The haunting of the Hotel del Salto was inevitable. If a preternatural index of conditions exists by which an otherworldly wrath might be invoked upon a place, then this structure certainly checks its share of boxes from the list. A brief examination of the history should be sufficient that even a skeptic might agree, if the hotel is not cursed, it ought to be.
The structure is perched on a mountain ledge overlooking Tequendama Falls on the Bogotá River, roughly 20 miles south-west of Bogotá, Colombia. Words do not serve justice to the awe-inspiring vista and natural beauty of the place. One would be hard pressed indeed to find a more picturesque place to build your home, which is exactly what celebrated architect Carlos Arturo Tapias did in 1923.
The area around the falls, however, was already home to the Muisca people, and had been for nearly twelve thousand years. Of course, this had changed during the Spanish colonization, when the Muisca culture was violently assimilated and nearly destroyed. The falls at Tequendama, translated as “he who precipitated downward” have always been sacred to the Muisca and are included in many of their creation myths. The myths took a tragic turn as countless Muisca, refusing to submit to Spanish slavery, threw themselves from the falls. They believed if they leapt from that sacred place, their spirit would transform into an eagle, allowing them to fly to freedom. Whether drawn to the romantic legends, or simply as an effective exit, suicides at the falls are still common.
In 1928, after the structure was remodeled and expanded, it opened as the Hotel del Salto, translated as the “Hotel of the Leap.” It catered to the Bogotá elite and hosted gluttonous galas and pretentious functions, though it did not take long for its dark history to catch up. Guests frequently reported hearing screaming throughout the hotel at night, as well as voices speaking in an unknown language. One particularly disturbed guest brutally murdered a young socialite, allegedly to appease the voices. Her spirit is said to remain, seeking vengeance. An alarming number of suicides have occurred on the property, as well as several guests mysteriously falling to their deaths from the hotel balcony. While generally chalked up as drunkenness or misadventure, the sinister history of the hotel leaves more than a little doubt. Bizarre mud and rockslides have also been documented along the access road to the hotel, the circumstances often being blamed on the paranormal.

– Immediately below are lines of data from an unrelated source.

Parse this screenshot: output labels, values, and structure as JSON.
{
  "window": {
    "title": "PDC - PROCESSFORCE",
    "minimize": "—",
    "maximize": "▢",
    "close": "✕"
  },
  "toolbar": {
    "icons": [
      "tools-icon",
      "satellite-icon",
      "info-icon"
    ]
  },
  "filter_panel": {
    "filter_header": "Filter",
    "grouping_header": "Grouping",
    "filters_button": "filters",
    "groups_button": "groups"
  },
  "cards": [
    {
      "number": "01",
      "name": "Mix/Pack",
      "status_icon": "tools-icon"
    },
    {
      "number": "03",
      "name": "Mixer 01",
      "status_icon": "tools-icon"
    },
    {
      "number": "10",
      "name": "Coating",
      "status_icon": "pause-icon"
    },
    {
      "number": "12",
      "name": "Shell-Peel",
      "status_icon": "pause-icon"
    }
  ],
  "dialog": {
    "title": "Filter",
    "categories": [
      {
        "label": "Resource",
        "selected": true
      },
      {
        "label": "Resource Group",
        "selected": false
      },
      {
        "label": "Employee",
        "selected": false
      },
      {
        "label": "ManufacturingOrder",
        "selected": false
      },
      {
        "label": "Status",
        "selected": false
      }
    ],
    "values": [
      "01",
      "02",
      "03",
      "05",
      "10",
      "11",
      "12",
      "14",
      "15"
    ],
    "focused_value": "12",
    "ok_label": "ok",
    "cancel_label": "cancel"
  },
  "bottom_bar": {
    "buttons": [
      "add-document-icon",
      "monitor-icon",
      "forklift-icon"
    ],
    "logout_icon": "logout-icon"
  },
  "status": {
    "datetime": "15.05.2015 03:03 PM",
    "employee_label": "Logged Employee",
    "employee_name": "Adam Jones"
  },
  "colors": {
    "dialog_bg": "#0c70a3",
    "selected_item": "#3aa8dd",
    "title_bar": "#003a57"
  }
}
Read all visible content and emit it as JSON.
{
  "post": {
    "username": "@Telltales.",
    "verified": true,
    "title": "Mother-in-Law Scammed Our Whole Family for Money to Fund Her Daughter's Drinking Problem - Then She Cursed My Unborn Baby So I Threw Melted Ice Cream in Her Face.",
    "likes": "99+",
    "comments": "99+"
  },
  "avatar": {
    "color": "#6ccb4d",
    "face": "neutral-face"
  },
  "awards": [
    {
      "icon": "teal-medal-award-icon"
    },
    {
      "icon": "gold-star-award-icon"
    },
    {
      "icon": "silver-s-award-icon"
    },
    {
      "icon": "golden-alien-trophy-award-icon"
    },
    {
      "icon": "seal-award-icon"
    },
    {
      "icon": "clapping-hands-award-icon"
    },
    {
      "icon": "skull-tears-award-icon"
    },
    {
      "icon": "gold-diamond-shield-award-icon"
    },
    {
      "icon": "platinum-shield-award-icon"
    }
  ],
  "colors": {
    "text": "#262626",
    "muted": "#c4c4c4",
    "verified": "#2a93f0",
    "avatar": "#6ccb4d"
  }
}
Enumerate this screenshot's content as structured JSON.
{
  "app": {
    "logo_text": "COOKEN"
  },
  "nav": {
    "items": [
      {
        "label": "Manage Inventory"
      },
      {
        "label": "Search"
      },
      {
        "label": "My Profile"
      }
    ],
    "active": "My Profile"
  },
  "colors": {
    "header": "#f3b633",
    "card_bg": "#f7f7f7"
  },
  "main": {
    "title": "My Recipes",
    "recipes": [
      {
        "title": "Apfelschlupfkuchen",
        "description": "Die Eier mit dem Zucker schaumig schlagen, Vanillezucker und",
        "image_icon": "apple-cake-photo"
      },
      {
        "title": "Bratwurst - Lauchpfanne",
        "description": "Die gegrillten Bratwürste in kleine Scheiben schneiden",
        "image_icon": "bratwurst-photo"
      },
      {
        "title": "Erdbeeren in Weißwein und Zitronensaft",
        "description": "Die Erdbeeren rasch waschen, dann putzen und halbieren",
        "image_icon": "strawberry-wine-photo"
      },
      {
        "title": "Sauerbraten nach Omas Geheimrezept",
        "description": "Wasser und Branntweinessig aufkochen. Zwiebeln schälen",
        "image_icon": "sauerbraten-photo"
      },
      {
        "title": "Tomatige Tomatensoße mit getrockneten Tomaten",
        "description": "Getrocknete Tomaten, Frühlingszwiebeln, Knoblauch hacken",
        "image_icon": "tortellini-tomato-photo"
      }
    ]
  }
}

By the 1950s the hotel’s creepy reputation was well established, and an extensive remodel was planned. However, this was not to be. Over the years, the growing city of Bogotá increasingly polluted the river with unmitigated human waste and industrial pollution, gradually destroying the ecosystem and natural beauty. By the time Hotel del Salto closed in the early 1990s Tequendama Falls held the dubious honor of being the largest human waste fall in the world.
It sat abandoned for two decades, rotting in its decadence, home to squatters and ghosts. During that time, the Columbian government developed a more eco-minded attitude and began regulating their pollution and reversing the environmental damage. In 2011, the hotel would be redeemed, benefiting from a complete renovation and rededication as the Tequendama Falls Museum of Biodiversity and Culture. In now stands as a cultural hub and symbol of Columbia’s environmental pride.
The museum keeps standard nine to five hours and is empty of visitors during the typical hours of reported paranormal activity. Thus, it is not known if the change in karma has brought any peace to the troubled spirits of the Hotel del Salto.